    scheduler • Distributed execution (embedded cluster) • Managed cloud (ClusterK, DNAnexus) • AWS cloud platform
  33. LOCAL EXECUTION nextflow ! procs ! procs file system POSIX

    procs host
  34. GRID ENGINE nextflow login node NFS cluster node cluster node

    cluster node cluster node batch scheduler submit tasks cluster node
  35. SUPPORTED PLATFORMS 35

  36. DISTRIBUTED MODE Login node NFS/Lustre Job request cluster node cluster

    node Job wrapper !  #!/bin/bash      #$  -­‐q  <queue>    #$  -­‐pe  ompi  <nodes>    #$  -­‐l  virtual_free=<mem>    mpirun  nextflow  run  <your-­‐pipeline>  -­‐with-­‐mpi   HPC cluster nextflow cluster nextflow driver nextflow worker nextflow worker nextflow worker Apache 
 Ignite
  37. AWS CLOUD Nextflow driver EC2 node S3 / EFS nextflow

    workers Elastic Load balancer submit tasks nextflow workers Nextflow workers Docker registry AWS ECR EC2 spot instances Apache 
 Ignite Apache 
 Ignite
  38. MANAGED CLOUD Nextflow Cirrus scheduler EC2 spot EC2 spot EC2

    spot Amazon S3 Submit tasks Configure instances Execute tasks Pipeline script CLUSTERK
  39. DEMO

  40. WHO IS USING NEXTFLOW? • Campagne Lab, Weill Medical College

    of Cornell University • Center for Biotechnology, Bielefeld University • Genetic Cancer group, International Agency Cancer Research • Guigo Lab, Center for Genomic Regulation • Medical genetics diagnostic, Oslo University Hospital • National Marrow Donor Program • Parasite Genomics, Sanger Institute • Sabeti Lab, Broad Institute • Veracyte Inc
  41. FUTURE WORK Short term • Investigate support for Bioboxes •

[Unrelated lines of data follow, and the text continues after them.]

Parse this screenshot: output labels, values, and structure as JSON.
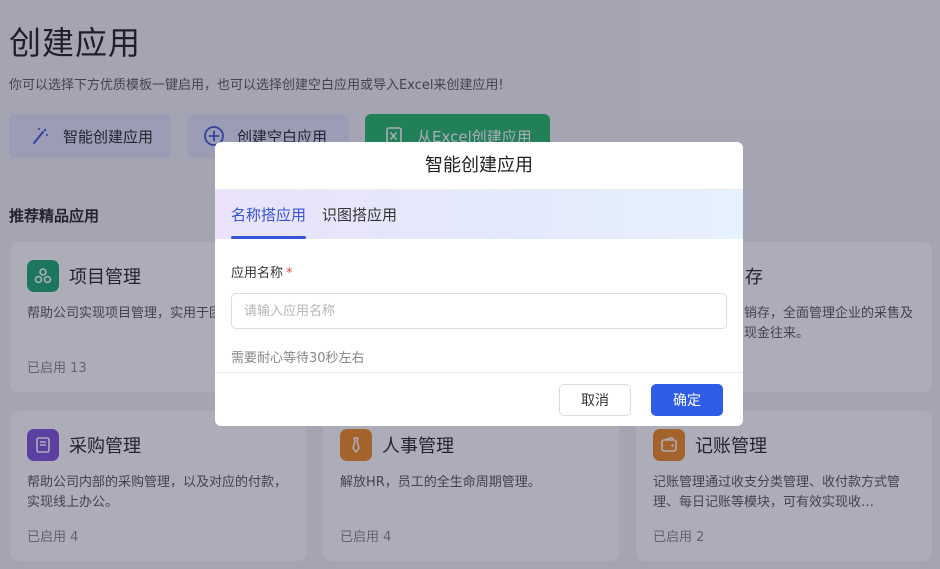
{
  "page": {
    "title": "创建应用",
    "subtitle": "你可以选择下方优质模板一键启用，也可以选择创建空白应用或导入Excel来创建应用!"
  },
  "actions": {
    "smart_label": "智能创建应用",
    "blank_label": "创建空白应用",
    "excel_label": "从Excel创建应用"
  },
  "section": {
    "title": "推荐精品应用"
  },
  "cards": [
    {
      "name": "项目管理",
      "desc": "帮助公司实现项目管理，实用于团公司。",
      "meta": "已启用 13",
      "icon": "cluster-icon",
      "color": "#16a86b"
    },
    {
      "name": "",
      "desc": "",
      "meta": "",
      "icon": "",
      "color": ""
    },
    {
      "name": "存",
      "desc": "销存，全面管理企业的采售及现金往来。",
      "meta": "",
      "icon": "",
      "color": ""
    },
    {
      "name": "采购管理",
      "desc": "帮助公司内部的采购管理，以及对应的付款，实现线上办公。",
      "meta": "已启用 4",
      "icon": "book-icon",
      "color": "#7b4fd9"
    },
    {
      "name": "人事管理",
      "desc": "解放HR，员工的全生命周期管理。",
      "meta": "已启用 4",
      "icon": "tie-icon",
      "color": "#ef8a1a"
    },
    {
      "name": "记账管理",
      "desc": "记账管理通过收支分类管理、收付款方式管理、每日记账等模块，可有效实现收…",
      "meta": "已启用 2",
      "icon": "wallet-icon",
      "color": "#ef8a1a"
    }
  ],
  "modal": {
    "title": "智能创建应用",
    "tabs": [
      "名称搭应用",
      "识图搭应用"
    ],
    "active_tab": 0,
    "field_label": "应用名称",
    "required_mark": "*",
    "input_value": "",
    "input_placeholder": "请输入应用名称",
    "hint": "需要耐心等待30秒左右",
    "cancel_label": "取消",
    "ok_label": "确定"
  },
  "colors": {
    "primary": "#2f5de8",
    "excel_green": "#1fb865",
    "tab_active": "#3354d8"
  }
}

    Support for Git LFS (large file storage) • Version 1.0 (first half 2016) Long term • Enhance processing capabilities with distributed caching and data affinity. • Interoperability with YARN / Spark clusters / Common WL
  42. CONCLUSION • Docker is a game-changer for workflows packaging and

    deployment • Nextflow is a streaming oriented framework for computational workflows. • Docker + Nextflow = Reproducible self- contained pipelines.
  43. THANKS

  44. LINKS project home
 http://nextflow.io Docker benchmark https://peerj.com/articles/1273/ Univa-CRG white paper

    http://goo.gl/lEPSe2 this presentation https://speakerdeck.com/pditommaso